I don’t know about you… but I go hiking to get away from people, society, and the hubbub of the big city. The time I spend driving to far flung corners of Virginia, the hours slogging on, and sometimes off, trail are all in search of one precious and increasingly scant commodity… solitude. Don’t get me wrong, I love people… but my inner introvert needs time away, time to recharge.
But, what do you do when you amble up the trail and bump into a another hiker (if you said reach for your bear spray… this post is for you)? Well, like many other groups, hikers have some unwritten rules to help govern their interaction. For example, at poker night… you can take the last slice of pizza and you can take the last beer, but by-god you better not take both.
Hikers are no different. Following a few unwritten (well, ok… now they are written) rules can help make your hike and the hike for others more pleasant. Below are a few observed practices:
• Hike quietly. Speak in low voices and, if you didn’t already leave it in the car or pitch it off a mountain top, turn your cell phone down or off. Enjoy the sounds of nature and let others do the same. The same thing goes for personal music devices, If I can hear it on the outside of your headphones… its probably too loud.
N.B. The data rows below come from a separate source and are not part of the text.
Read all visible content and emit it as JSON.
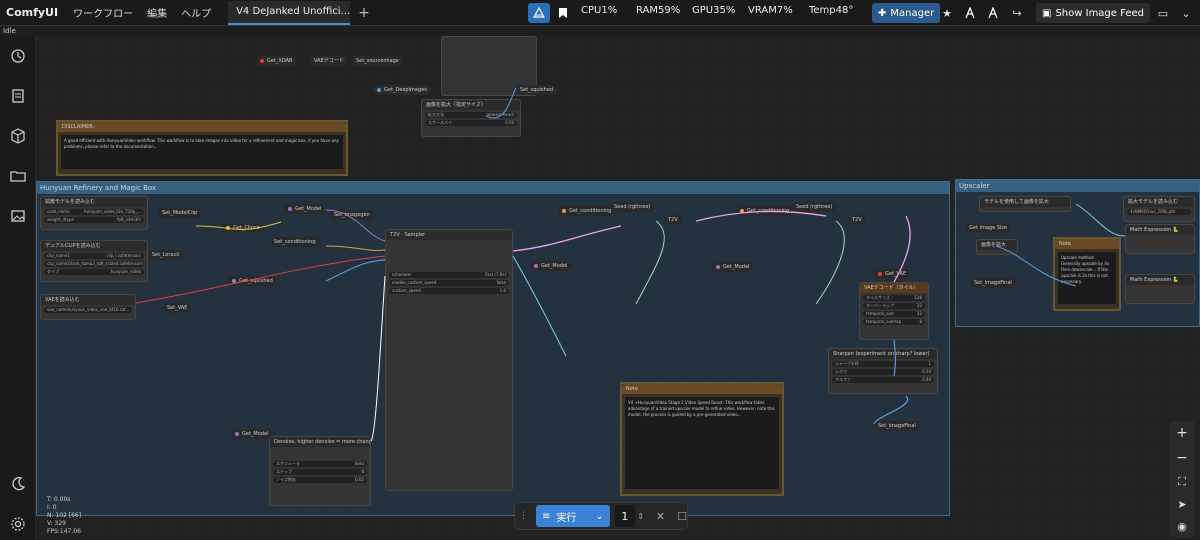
{
  "app": {
    "logo": "ComfyUI",
    "status": "Idle"
  },
  "menu": [
    "ワークフロー",
    "編集",
    "ヘルプ"
  ],
  "workflow_tab": {
    "label": "V4 DeJanked Unoffici..."
  },
  "stats": {
    "cpu": "CPU1%",
    "ram": "RAM59%",
    "gpu": "GPU35%",
    "vram": "VRAM7%",
    "temp": "Temp48°"
  },
  "toolbar": {
    "manager_label": "Manager",
    "feed_label": "Show Image Feed"
  },
  "groups": {
    "refine": "Hunyuan Refinery and Magic Box",
    "upscaler": "Upscaler"
  },
  "nodes": {
    "disclaimer_title": "DISCLAIMER:",
    "disclaimer_text": "A good efficient with HunyuanVideo workflow. This workflow is to take images into video for a refinement and magic box, if you have any problems, please refer to the documentation...",
    "resize_title": "画像を拡大（指定サイズ）",
    "resize_w1": "拡大方法",
    "resize_v1": "nearest-exact",
    "resize_w2": "スケールバイ",
    "resize_v2": "0.50",
    "unet_title": "拡散モデルを読み込む",
    "unet_w1": "unet_name",
    "unet_v1": "hunyuan_video_t2v_720p_...",
    "unet_w2": "weight_dtype",
    "unet_v2": "fp8_e4m3fn",
    "clip_title": "デュアルCLIPを読み込む",
    "clip_w1": "clip_name1",
    "clip_v1": "clip_l.safetensors",
    "clip_w2": "clip_name2",
    "clip_v2": "llava_llama3_fp8_scaled.safetensors",
    "clip_w3": "タイプ",
    "clip_v3": "hunyuan_video",
    "vae_title": "VAEを読み込む",
    "vae_w1": "vae_name",
    "vae_v1": "hunyuan_video_vae_bf16.saf...",
    "sampler_title": "Sampler",
    "sampler_w1": "scheduler",
    "sampler_v1": "Fast (7.8s)",
    "sampler_w2": "enable_custom_speed",
    "sampler_v2": "false",
    "sampler_w3": "custom_speed",
    "sampler_v3": "1.0",
    "denoise_title": "Denoise, higher denoise = more change",
    "denoise_w1": "スケジューラ",
    "denoise_v1": "beta",
    "denoise_w2": "ステップ",
    "denoise_v2": "8",
    "denoise_w3": "ノイズ除去",
    "denoise_v3": "0.65",
    "note_title": "Note",
    "note_text": "V4 +HunyuanVideo Stage 2 Video Speed Boost. This workflow takes advantage of a trained upscale model to refine video. However, note this model, the process is guided by a pre-generated video...",
    "vae_tiled_title": "VAEデコード（タイル）",
    "tiled_w1": "タイルサイズ",
    "tiled_v1": "128",
    "tiled_w2": "オーバーラップ",
    "tiled_v2": "32",
    "tiled_w3": "temporal_size",
    "tiled_v3": "32",
    "tiled_w4": "temporal_overlap",
    "tiled_v4": "8",
    "sharpen_title": "Sharpen (experiment on sharp? lower)",
    "sharpen_w1": "シャープ半径",
    "sharpen_v1": "1",
    "sharpen_w2": "シグマ",
    "sharpen_v2": "0.30",
    "sharpen_w3": "アルファ",
    "sharpen_v3": "0.40",
    "upscale_model_title": "モデルを使用して画像を拡大",
    "upscale_load_title": "拡大モデルを読み込む",
    "upscale_load_v": "4xNMKDSiax_200k.pth",
    "upscale_note_title": "Note",
    "upscale_note_text": "Upscale method. Generally upscale by 4x then downscale... If the upscale is 2x this is not necessary.",
    "math1": "Math Expression 🐍",
    "math2": "Math Expression 🐍",
    "scale_title": "画像を拡大",
    "t2v_label_1": "T2V",
    "t2v_label_2": "T2V",
    "t2v_label_3": "T2V"
  },
  "pills": {
    "get_vae_top": "Get_XDAB",
    "vae_decode_top": "VAEデコード",
    "set_sourceimage": "Set_sourceimage",
    "get_deepimages": "Get_DeepImages",
    "set_squished": "Set_squished",
    "set_modelclip": "Set_ModelClip",
    "get_model": "Get_Model",
    "get_clipce": "Get_Clipce",
    "set_conditioning": "Set_conditioning",
    "set_imagegen": "Set_imagegen",
    "set_loracli": "Set_Loracli",
    "get_squished": "Get_squished",
    "set_vae": "Set_VAE",
    "get_model2": "Get_Model",
    "get_conditioning": "Get_conditioning",
    "get_model3": "Get_Model",
    "get_conditioning2": "Get_conditioning",
    "get_model4": "Get_Model",
    "get_vae": "Get_VAE",
    "set_imagefinal": "Set_imageFinal",
    "set_imagefinal2": "Set_imageFinal",
    "seed1": "Seed (rgthree)",
    "seed2": "Seed (rgthree)",
    "get_image_size": "Get Image Size"
  },
  "run": {
    "label": "実行",
    "count": "1"
  },
  "overlay": {
    "t": "T: 0.00s",
    "i": "I: 0",
    "n": "N: 102 [66]",
    "v": "V: 329",
    "fps": "FPS:147.06"
  }
}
• Don’t obstruct the trail. When you take a break, move off the trail a ways to allow others to pass by unobstructed.
• Don’t toss your trash – not even biodegradable items such as banana peels. It is not good for animals to eat non-native foods and who wants to look at your old banana peel while it ever-so-slowly decomposes? If you packed it in, pack it back out.
• Hikers going downhill yield to those hiking uphill.
• When bringing a pet on a hike, be sure to keep it on a leash and under control. Don’t forget to pack out pet waste as well.
• Don’t feed the wildlife. While many animals stay hidden, others are not so shy. Giving these creatures food only disrupts their natural foraging habits.
• Leave what you find. The only souvenirs a hiker should come home with are photographs and happy memories. (And maybe an improved fitness level!)
• When relieving yourself outdoors, be sure to do so 200 feet away from the trail and any water sources. Follow Leave No Trace principles.
• Walk through the mud or puddle and not around it, unless you can do so without going off the trail. Widening a trail by going around puddles, etc. is bad for trail sustainability. Just because it looks easy to cut the corner off of a switchback doesn’t mean it is a good idea. Help preserve the trail by staying on the trail.
• If hiking in a group, don’t take up the whole width of the trail; allow others to pass.